STEVEN WHITFIELD: Well, there’s six species of flamingos around the world. And they’re all pink or pinkish. Their color is acquired by things they eat. It’s acquired by their diet. So they’re actually– they hatch gray and turn pink over their life.
IRA FLATOW: So what’s the wild status in Florida now? Are people seeing– I know you were saying it’s important that people keep track of them. Are we seeing a rejuvenation of the flamingos?
STEVEN WHITFIELD: Yeah. Over the past 50 years or so, we’re seeing more and more flamingos appear in the state. And there’s a couple ways you can interpret this. One, that we think is unlikely, is that there’s a growing introduced population. The second, which seems more likely, is that flamingos, after they’ve been hunted out for more than 100 years, are now starting to slowly return by dispersing from nearby populations in the Caribbean.
IRA FLATOW: Is that right? What parts of the Caribbean would they be coming from?
STEVEN WHITFIELD: So there’s breeding colonies in the Bahamas, in Cuba, and in Mexico. And in the Yucatan of Mexico, there’s been a banding program, where they put leg bands on flamingos as chicks. And in the past 10 years, there’s been two individual birds that showed up in Florida with leg bands indicating that they came from Mexico. So this is pretty clear evidence that there are wild birds flying into the state, and we probably shouldn’t treat them as a non-native species.

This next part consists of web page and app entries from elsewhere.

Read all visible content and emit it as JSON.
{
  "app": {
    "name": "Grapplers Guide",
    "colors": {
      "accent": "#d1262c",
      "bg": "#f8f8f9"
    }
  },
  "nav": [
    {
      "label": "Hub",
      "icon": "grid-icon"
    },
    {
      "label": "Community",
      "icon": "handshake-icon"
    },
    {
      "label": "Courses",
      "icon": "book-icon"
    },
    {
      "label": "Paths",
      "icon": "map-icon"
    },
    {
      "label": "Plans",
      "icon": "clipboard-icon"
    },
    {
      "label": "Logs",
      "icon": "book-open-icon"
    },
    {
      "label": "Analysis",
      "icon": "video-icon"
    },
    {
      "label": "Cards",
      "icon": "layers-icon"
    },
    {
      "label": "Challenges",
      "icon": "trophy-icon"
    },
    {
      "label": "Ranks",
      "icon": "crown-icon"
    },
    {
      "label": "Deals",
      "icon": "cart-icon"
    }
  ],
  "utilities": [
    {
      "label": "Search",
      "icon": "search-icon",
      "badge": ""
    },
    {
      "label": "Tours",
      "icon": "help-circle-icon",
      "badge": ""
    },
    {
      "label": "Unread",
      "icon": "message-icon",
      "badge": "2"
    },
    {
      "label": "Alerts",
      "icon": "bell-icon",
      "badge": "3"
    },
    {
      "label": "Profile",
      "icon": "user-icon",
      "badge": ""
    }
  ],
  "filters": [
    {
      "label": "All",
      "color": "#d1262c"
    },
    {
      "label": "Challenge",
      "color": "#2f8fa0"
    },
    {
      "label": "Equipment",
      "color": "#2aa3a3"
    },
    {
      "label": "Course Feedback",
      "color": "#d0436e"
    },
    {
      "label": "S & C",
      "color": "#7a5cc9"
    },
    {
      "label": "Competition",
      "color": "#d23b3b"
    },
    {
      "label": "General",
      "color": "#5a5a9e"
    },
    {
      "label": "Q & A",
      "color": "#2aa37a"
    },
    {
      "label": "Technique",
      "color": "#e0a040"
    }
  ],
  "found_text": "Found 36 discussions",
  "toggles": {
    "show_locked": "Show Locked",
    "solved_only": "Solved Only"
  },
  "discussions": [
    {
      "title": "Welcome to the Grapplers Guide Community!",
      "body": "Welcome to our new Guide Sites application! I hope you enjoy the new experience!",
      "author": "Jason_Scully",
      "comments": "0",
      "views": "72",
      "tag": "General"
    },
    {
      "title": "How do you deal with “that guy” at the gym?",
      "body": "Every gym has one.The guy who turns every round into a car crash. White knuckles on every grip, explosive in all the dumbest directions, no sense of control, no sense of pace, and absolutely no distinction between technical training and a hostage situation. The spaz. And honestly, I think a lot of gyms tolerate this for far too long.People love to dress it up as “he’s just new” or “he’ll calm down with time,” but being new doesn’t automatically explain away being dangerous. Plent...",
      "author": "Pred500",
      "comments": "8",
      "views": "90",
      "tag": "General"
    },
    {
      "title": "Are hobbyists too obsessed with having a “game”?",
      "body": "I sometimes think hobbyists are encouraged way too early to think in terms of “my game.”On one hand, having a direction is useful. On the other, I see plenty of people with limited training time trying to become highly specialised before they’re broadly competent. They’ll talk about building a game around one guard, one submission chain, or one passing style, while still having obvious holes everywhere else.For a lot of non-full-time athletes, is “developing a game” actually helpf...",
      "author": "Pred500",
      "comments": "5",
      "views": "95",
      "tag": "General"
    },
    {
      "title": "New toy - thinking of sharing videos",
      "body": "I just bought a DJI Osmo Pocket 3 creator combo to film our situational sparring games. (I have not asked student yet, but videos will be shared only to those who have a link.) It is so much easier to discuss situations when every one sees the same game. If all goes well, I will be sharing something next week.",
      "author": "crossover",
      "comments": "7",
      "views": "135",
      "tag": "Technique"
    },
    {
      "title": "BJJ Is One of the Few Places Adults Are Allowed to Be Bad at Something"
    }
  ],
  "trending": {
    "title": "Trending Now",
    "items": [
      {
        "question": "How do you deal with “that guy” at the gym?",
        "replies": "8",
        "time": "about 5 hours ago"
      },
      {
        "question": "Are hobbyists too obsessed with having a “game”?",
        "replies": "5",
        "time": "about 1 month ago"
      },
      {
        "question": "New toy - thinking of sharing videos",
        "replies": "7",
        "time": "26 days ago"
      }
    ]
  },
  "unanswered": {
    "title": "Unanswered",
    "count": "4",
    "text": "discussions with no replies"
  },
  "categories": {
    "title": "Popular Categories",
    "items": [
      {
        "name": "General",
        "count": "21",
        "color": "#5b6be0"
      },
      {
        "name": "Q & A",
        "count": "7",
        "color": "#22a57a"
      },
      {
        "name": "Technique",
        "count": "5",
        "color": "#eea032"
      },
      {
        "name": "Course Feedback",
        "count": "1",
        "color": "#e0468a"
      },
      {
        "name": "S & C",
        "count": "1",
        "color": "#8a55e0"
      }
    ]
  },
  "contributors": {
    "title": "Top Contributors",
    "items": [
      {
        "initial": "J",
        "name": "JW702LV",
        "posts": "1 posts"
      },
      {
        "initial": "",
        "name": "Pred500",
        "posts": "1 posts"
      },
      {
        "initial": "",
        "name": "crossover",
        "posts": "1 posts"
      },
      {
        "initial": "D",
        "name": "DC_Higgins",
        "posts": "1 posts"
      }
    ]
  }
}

IRA FLATOW: You should not treat them as a non-native species.
STEVEN WHITFIELD: Yeah, there’s not a lot of evidence, actually, that flamingos are escaping from captive populations. There certainly appear to be too many individual birds and group sizes that are too large. The largest group of flamingos we’ve seen in Florida in the past, probably past 100 years, has been 150 individuals. And if someone had 150 flamingos, and they all disappeared, you know, they would probably notice.
IRA FLATOW: So how far north do you find flamingos?
STEVEN WHITFIELD: So occasionally, they’ll get up into northern Florida. But almost all of the flamingo observations from within Florida are from the very southern part of the state.
IRA FLATOW: You’re using genetic testing or other studies that can help settle this question about the invasive or threatened species?
STEVEN WHITFIELD: Yeah. So we’re trying to do a number of approaches to figure out where the flamingos are coming from. One is by doing genetic testing of the flamingos here in Florida with flamingos from all around the Caribbean. We’re also working on some techniques using stable isotope ecology, which can help distinguish wild versus captive birds, and satellite telemetry to try to see where the flamingos are coming from.
IRA FLATOW: Well, they’re such iconic birds about Florida, I imagine there must be a lot of interest in knowing more about them.
STEVEN WHITFIELD: There certainly is, but it’s, so far, somewhat of a mystery.
IRA FLATOW: Yeah, well, thank you for helping us talk about that mystery, Steven.
STEVEN WHITFIELD: All right. Thank you.
IRA FLATOW: You’re welcome. Steven Whitfield, conservation biologist at the Zoo Miami, at Zoo Miami in Miami, Florida.